The Beginnings of the NAACP

NAACPThe Life Fantastic is set in 1913, by which time the National Association for the Advancement of Colored People had established branch offices in such cities as Boston, Massachusetts; Baltimore, Maryland; Kansas City, Missouri; Washington, D.C.; Detroit, Michigan; and St. Louis, Missouri. They believed strongly in local organizing. When Pietro Jones discusses W.E.B. DuBois’ writing with Teresa, it’s likely that he was familiar with this organization.

As their website states, “The NAACP seeks to remove barriers of racial discrimination.”

“The NAACP was formed partly in response to the continuing horrific practice of lynching and the 1908 race riot in Springfield, the capital of Illinois and resting place of President Abraham Lincoln. Appalled at the violence that was committed against blacks, a group of white liberals that included Mary White Ovington and Oswald Garrison Villard, both the descendants of abolitionists, William English Walling and Dr. Henry Moscowitz issued a call for a meeting to discuss racial justice. Some 60 people, seven of whom were African American (including W. E. B. Du Bois, Ida B. Wells-Barnett and Mary Church Terrell), signed the call, which was released on the centennial of Lincoln’s birth.”

Learn more about the NAACP, which continues its work today.



W.E.B. DuBois

The Souls of Black Folk W.E.B. DuBoisPietro Jones, one of the main characters in The Life Fantastic, is inspired by the writings of W.E.B. Du Bois. Du Bois’s well-known book, The Souls of Black Folk, is Pietro’s most prized possession. As Pietro travels from one city to the next, he also reads the articles that Du Bois writes for New York’s Amsterdam News and other newspapers.

Do you know about this pivotal sociologist, author, and civil rights activist?
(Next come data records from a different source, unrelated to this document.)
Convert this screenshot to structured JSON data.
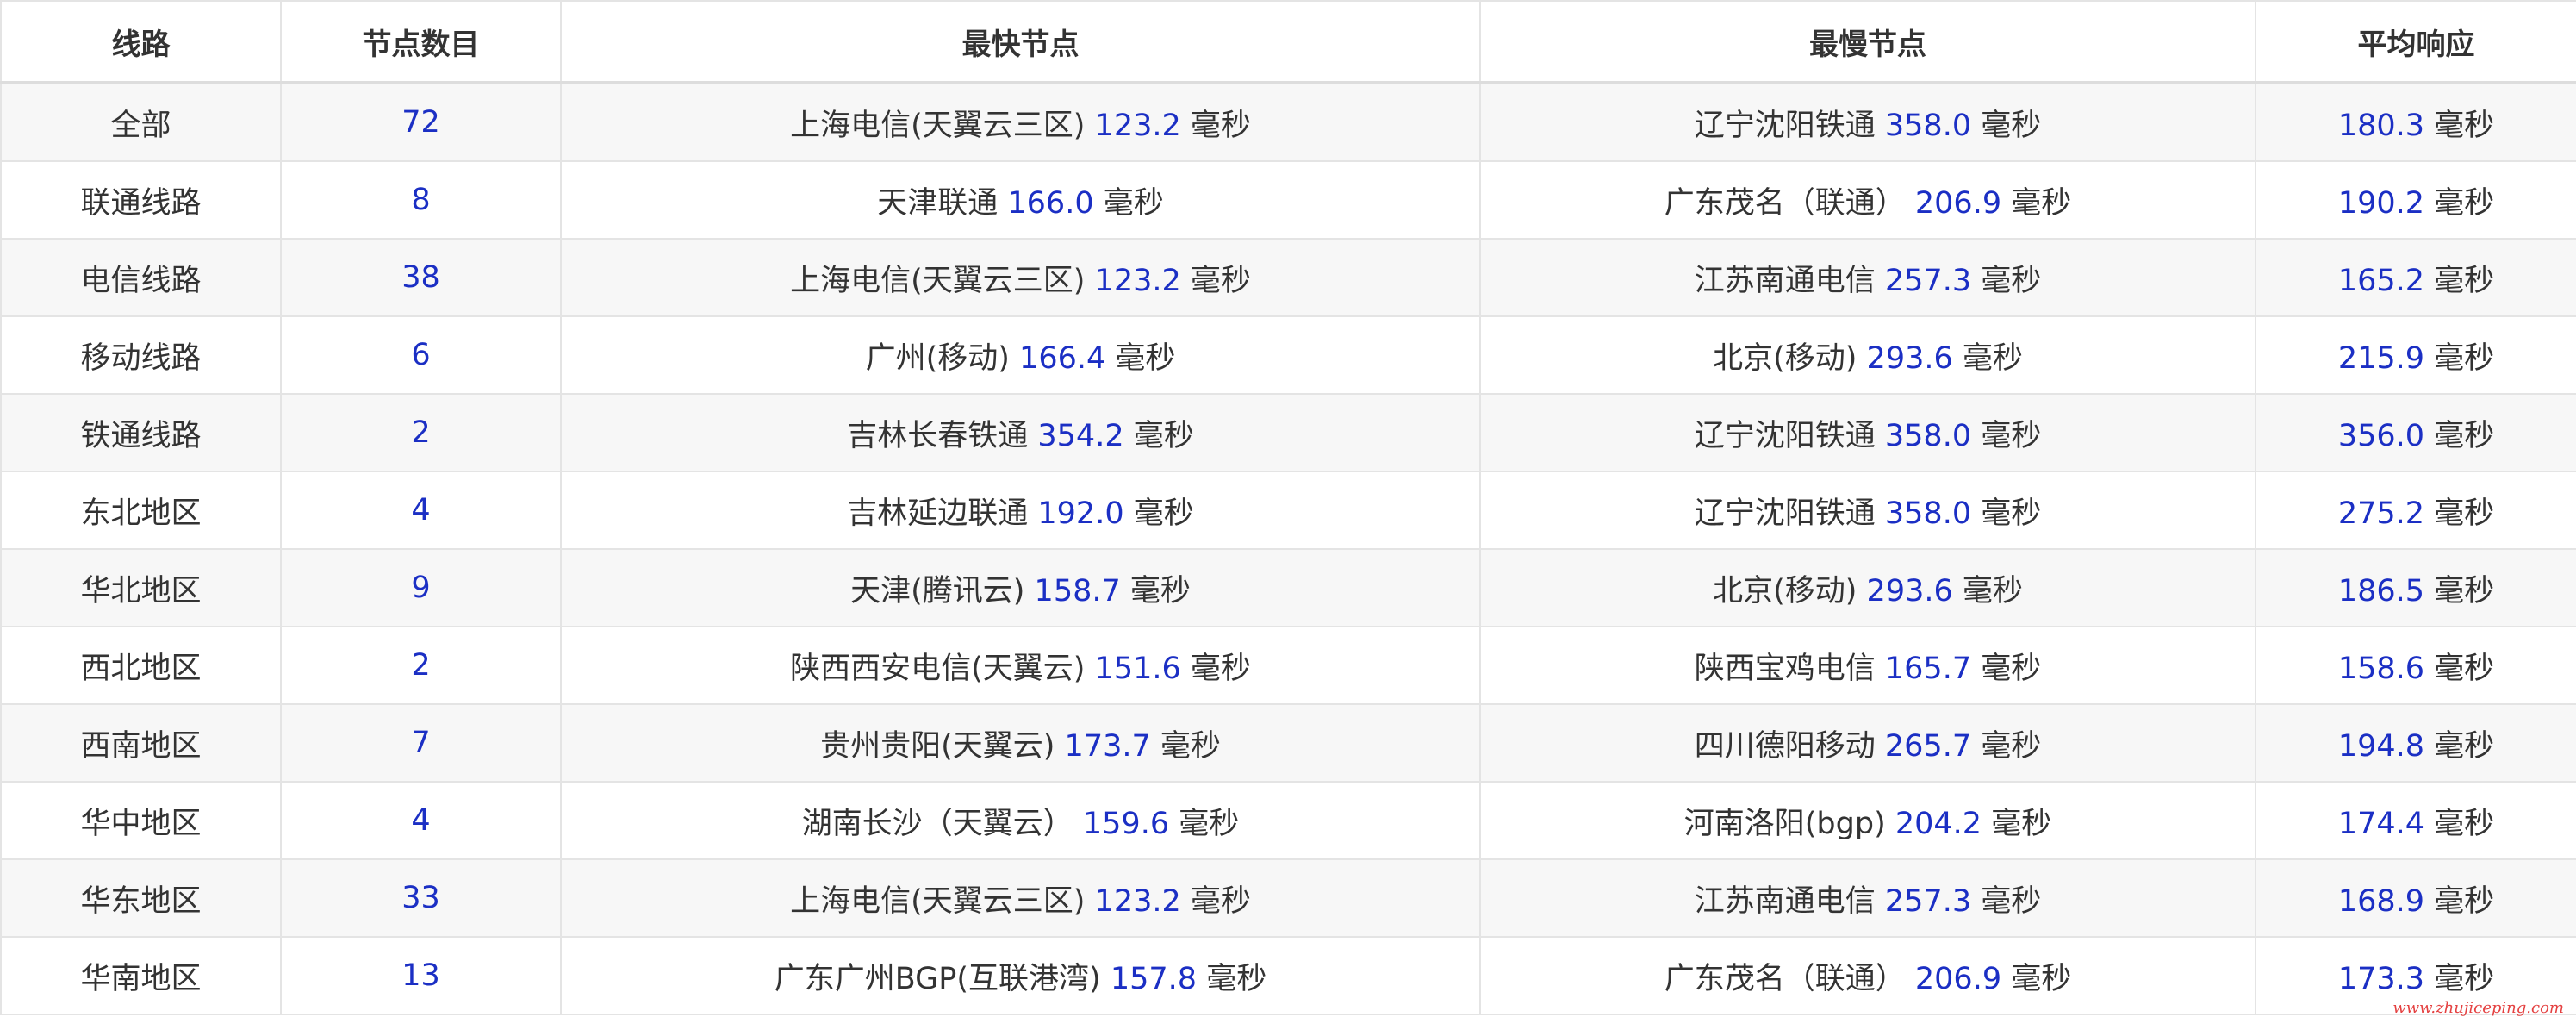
{
  "table": {
    "headers": [
      "线路",
      "节点数目",
      "最快节点",
      "最慢节点",
      "平均响应"
    ],
    "unit": "毫秒",
    "rows": [
      {
        "line": "全部",
        "count": "72",
        "fastest_node": "上海电信(天翼云三区)",
        "fastest_ms": "123.2",
        "slowest_node": "辽宁沈阳铁通",
        "slowest_ms": "358.0",
        "avg_ms": "180.3"
      },
      {
        "line": "联通线路",
        "count": "8",
        "fastest_node": "天津联通",
        "fastest_ms": "166.0",
        "slowest_node": "广东茂名（联通）",
        "slowest_ms": "206.9",
        "avg_ms": "190.2"
      },
      {
        "line": "电信线路",
        "count": "38",
        "fastest_node": "上海电信(天翼云三区)",
        "fastest_ms": "123.2",
        "slowest_node": "江苏南通电信",
        "slowest_ms": "257.3",
        "avg_ms": "165.2"
      },
      {
        "line": "移动线路",
        "count": "6",
        "fastest_node": "广州(移动)",
        "fastest_ms": "166.4",
        "slowest_node": "北京(移动)",
        "slowest_ms": "293.6",
        "avg_ms": "215.9"
      },
      {
        "line": "铁通线路",
        "count": "2",
        "fastest_node": "吉林长春铁通",
        "fastest_ms": "354.2",
        "slowest_node": "辽宁沈阳铁通",
        "slowest_ms": "358.0",
        "avg_ms": "356.0"
      },
      {
        "line": "东北地区",
        "count": "4",
        "fastest_node": "吉林延边联通",
        "fastest_ms": "192.0",
        "slowest_node": "辽宁沈阳铁通",
        "slowest_ms": "358.0",
        "avg_ms": "275.2"
      },
      {
        "line": "华北地区",
        "count": "9",
        "fastest_node": "天津(腾讯云)",
        "fastest_ms": "158.7",
        "slowest_node": "北京(移动)",
        "slowest_ms": "293.6",
        "avg_ms": "186.5"
      },
      {
        "line": "西北地区",
        "count": "2",
        "fastest_node": "陕西西安电信(天翼云)",
        "fastest_ms": "151.6",
        "slowest_node": "陕西宝鸡电信",
        "slowest_ms": "165.7",
        "avg_ms": "158.6"
      },
      {
        "line": "西南地区",
        "count": "7",
        "fastest_node": "贵州贵阳(天翼云)",
        "fastest_ms": "173.7",
        "slowest_node": "四川德阳移动",
        "slowest_ms": "265.7",
        "avg_ms": "194.8"
      },
      {
        "line": "华中地区",
        "count": "4",
        "fastest_node": "湖南长沙（天翼云）",
        "fastest_ms": "159.6",
        "slowest_node": "河南洛阳(bgp)",
        "slowest_ms": "204.2",
        "avg_ms": "174.4"
      },
      {
        "line": "华东地区",
        "count": "33",
        "fastest_node": "上海电信(天翼云三区)",
        "fastest_ms": "123.2",
        "slowest_node": "江苏南通电信",
        "slowest_ms": "257.3",
        "avg_ms": "168.9"
      },
      {
        "line": "华南地区",
        "count": "13",
        "fastest_node": "广东广州BGP(互联港湾)",
        "fastest_ms": "157.8",
        "slowest_node": "广东茂名（联通）",
        "slowest_ms": "206.9",
        "avg_ms": "173.3"
      }
    ]
  },
  "watermark": "www.zhujiceping.com",
  "colors": {
    "number": "#1b2fc4",
    "text": "#333333",
    "stripe": "#f7f7f7",
    "border": "#e4e4e4"
  }
}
He was one of the founding officers of the National Association for the Advancement of Colored People (NAACP). This History Channel video provides a helpful overview of DuBois’ achievements in founding the Niagara Movement and later, the NAACP.